Published 2006-11-11

I’m given to understand culture shock comes in stages. I don’t know what those stages are and I’m kind of loathe to find out. But I think we’re in a stage now where we compare everything here to life in Portland. Barely an hour goes by when I don’t think of something else I miss. We really miss the rain for Pete’s sake. The homesickness is abetted by our job situations which, to put it politely, are not only less than ideal (which we expected) but also less than was promised (which we did not).

During my last serious jag of under- and un-employment (2001–2002) I could take some solace in a life well lived. Conversely, if our jobs were better, China would be more fun than it currently feels. From the spoiled-Westerner point of view, you pretty much need either a> happy work life or b) happy life life.

So: News:
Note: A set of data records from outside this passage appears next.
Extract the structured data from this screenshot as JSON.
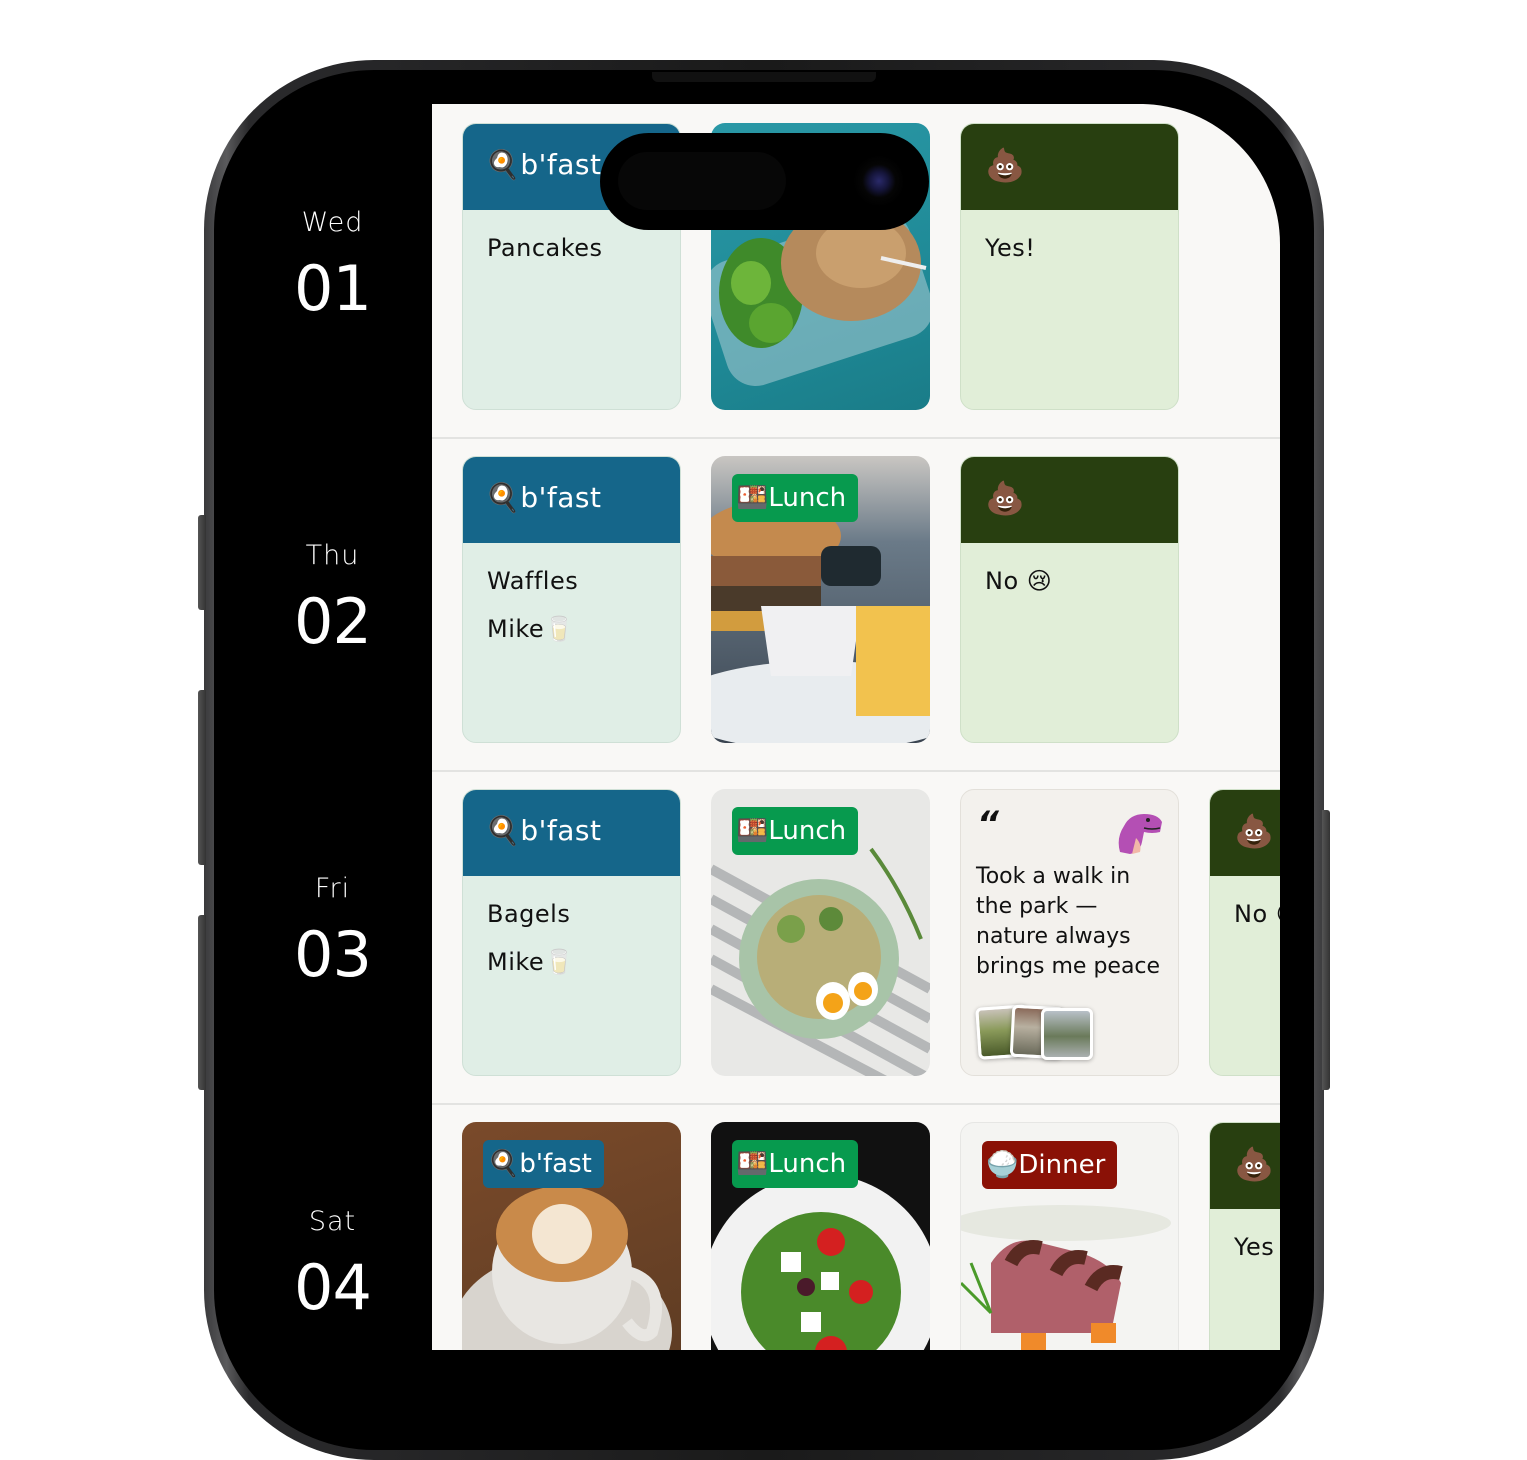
{
  "days": [
    {
      "weekday": "Wed",
      "date": "01"
    },
    {
      "weekday": "Thu",
      "date": "02"
    },
    {
      "weekday": "Fri",
      "date": "03"
    },
    {
      "weekday": "Sat",
      "date": "04"
    }
  ],
  "meal_labels": {
    "breakfast": "b'fast",
    "lunch": "Lunch",
    "dinner": "Dinner"
  },
  "icons": {
    "breakfast": "🍳",
    "lunch": "🍱",
    "dinner": "🍚",
    "poop": "💩",
    "milk": "🥛",
    "crying": "😢",
    "quote": "“"
  },
  "rows": [
    {
      "breakfast_lines": [
        "Pancakes"
      ],
      "lunch_photo": "chicken-broccoli-meal-prep",
      "poop_answer": "Yes!"
    },
    {
      "breakfast_lines": [
        "Waffles",
        "Mike🥛"
      ],
      "lunch_photo": "burger-and-fries",
      "poop_answer": "No 😢"
    },
    {
      "breakfast_lines": [
        "Bagels",
        "Mike🥛"
      ],
      "lunch_photo": "rice-bowl-with-eggs",
      "note": "Took a walk in the park — nature always brings me peace",
      "poop_answer": "No 😢"
    },
    {
      "breakfast_photo": "latte-art",
      "lunch_photo": "greek-salad",
      "dinner_photo": "sliced-duck-breast",
      "poop_answer": "Yes"
    }
  ],
  "colors": {
    "breakfast": "#15668a",
    "lunch": "#079a4e",
    "dinner": "#8a1106",
    "poop_header": "#283f10",
    "text_card_bg": "#e0eee6",
    "poop_card_bg": "#e1eed8",
    "note_card_bg": "#f3f1ed",
    "content_bg": "#f9f8f6"
  }
}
  • Jenny and I hired a Mandarin tutor, a nice-seeming guy named Mr. Yu who also tutors a few expat families with kids at the school. We’ve only had one lesson but it feels a little like we’re back in the game, language-wise. On that topic: many (most?) of the foreigners we know speak less Mandarin than we do, and I frankly don’t know how they survive. You can’t give directions or order food in English, for example. I guess you can get pretty far with pointing and grunting.
  • I went bowling last week which was pretty much like bowling in the states (run-down mid-80s vibe, half-empty lanes, jokey college kids on one side, and the serious 200+ average guy with his own ball on the other), but with better service
  • Thai food is worse here than in Portland. A lot worse. I don’t think this is because it’s “bad” here, but rather that it’s just so very good in Portland.
  • The weather is now always exactly the same. 26C, dry and hazy. Air pollution of all kinds (smoke, haze, smog, dust) is omnipresent. This week I stepped outside during the day and was hit with an odor exactly like L.A. smog. You know the homesickness is bad when you’re homesick for L.A.